Prestige and nobility have placed certain gemstones in the pedestal such as diamond, ruby, and sapphire, set for wedding rings, engagement ring, bands, and other fine jewelry to name a few. In the same light, jade gemstones have been revered to bring wealth and longevity. It has been prized for thousands of years and is considered to be pure. Amongst many different charts in circulation around the world, the most popular and the most used are modern, traditional, mystical, and ayurvedic. Jade is the mystical March birthstone which is Tibetan in origin. It has been prized for thousands of years and is considered to be pure. Today, let’s know more about jade and its unique traits!
What is a jade gemstone?
Jade is derived from the Spanish Piedra de ijada which means “stone of the flank” (i.e. stone for colic, which it was believed to cure). Composition-wise there are two gem materials which are correctly referred to as jade—nephrite with chemical symbol Ca2(Mg,Fe)5(OH)2[Si8O22] and jadeite NaAl[Si2O6]. These metamorphic rocks are composed of tiny interlocking mineral crystals (monoclinic). Nephrite is regarded as a silicate of calcium (Ca) and magnesium (Mg). It’s a mixture of fibres of actinolite and tremolite. Jadeite, on the other hand, is also a silicate mineral—rarer and tougher in variety. However, it contains mostly sodium (Na) and aluminum (Al). This is granular in structure and originates from the pyroxene group.
These typically green gemstones are durable for jewelry as its hardness scores 6-7 in the Mohs scale.
Jade sources come from Myanmar, New Zealand, Canada, Taiwan, Guyana, Surinam, Southern Europe, Russia, and China. Jade is the official gemstone of Wyoming (Alaska) and British Columbia (Canada).
Artefacts from this gemstone have been found at ancient sites around the world. The toughness of jade is the reason why these are used as diamond-tipped tools to cut the stones. Commonly, jade is carved to make jewelry, ornaments and urns, etc. Evidence as such surfaced proving that jade materials (adornments, tools, and weapons) were used for cultural and religious rites by the Aztec, Maya, Chinese, and Maori cultures.
Jade is rich in teachings that it is believed to instill calm and relaxation. Spiritual beliefs refer to jade gemstones as the “Protector of Generations”, living or dead. Some legends also claim that Buddha’s tears are made up of pure jade which explains the theory that jade can treat eye disorders.

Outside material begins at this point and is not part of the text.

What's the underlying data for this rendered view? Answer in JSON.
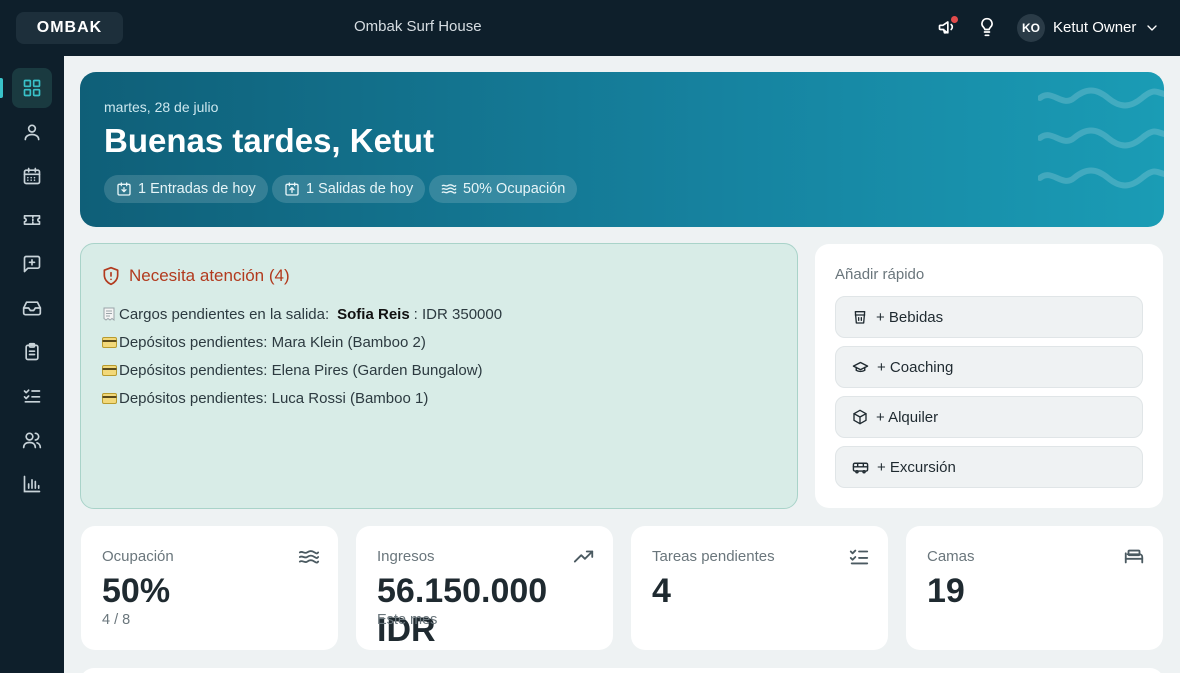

Revered as a spiritual stone in Chinese culture, the “Jewel of Heaven” increased in demand drastically along China's economic rise. Back in 2010, Forbes reported that jade gemstone costs up to $3000 an ounce. It was far more valuable than gold! All the more reason to believe that jade’s value to date is high-priced. As modern gemologists refer to both nephrite and jadeite as jade, these gems have been linked throughout history. Nephrite’s variety of colors ranges from translucent to opaque and can be light to dark green, yellow, brown, black, grey, or white. On the other hand, jadeite has a wider variety of colors which range from many shades of green, yellow, reddish orange, white, black, grey, brown, to lavender (light purple to purple greyish). From completely opaque to semi-transparent, the best jadeite is semi-transparent as light penetrates below the surface giving off its alluring brilliance. Thus, it increases the charm of lush green or lavender hue jadeites. Just like other gemstones, the least desirable ones are with patches or inclusions which are close to completely opaque breaking up its transparency.
The center for polishing jadeite is China although some jadeite from Myanmar polishes near their open jade markets of Hpakan, Lonkin, Mogaung, and Mandalay. To date, numerous cutters still polish jadeite the ancient way—using a hollow bamboo lathe treated with sand and water. Jadeites are usually carved into distinctive traditional jewelry forms while some are Hololiths (from one single piece of stone/rough). Hololiths may include bangles, rings, and even pendants. The most expensive and valuable from the variety of jadeite colors is “imperial jade” with intense green color. Woolworth heiress Barbara Hutton owns the single most expensive jade item ever sold—the Hutton-Mdivani Necklace sold for $27.4 million in 2014. The grandiose necklace is made up of 27 graduate bright emerald green jadeite beads with lavish diamonds and rubies set in the clasp.
Even in the reverence and prestige of this gemstone, there is said to be an estimate of $8 billion dirty underbelly industry which raises serious concerns in human and labour rights (from the mining industry). In which tracing jade items that are decades or even centuries old would be practically impossible to crack. Looking for ethical and sustainable jewelry to add in your collection? Satisfy your indulgence and see our guilt-free bands. Visit Meycauayan Jewelries today!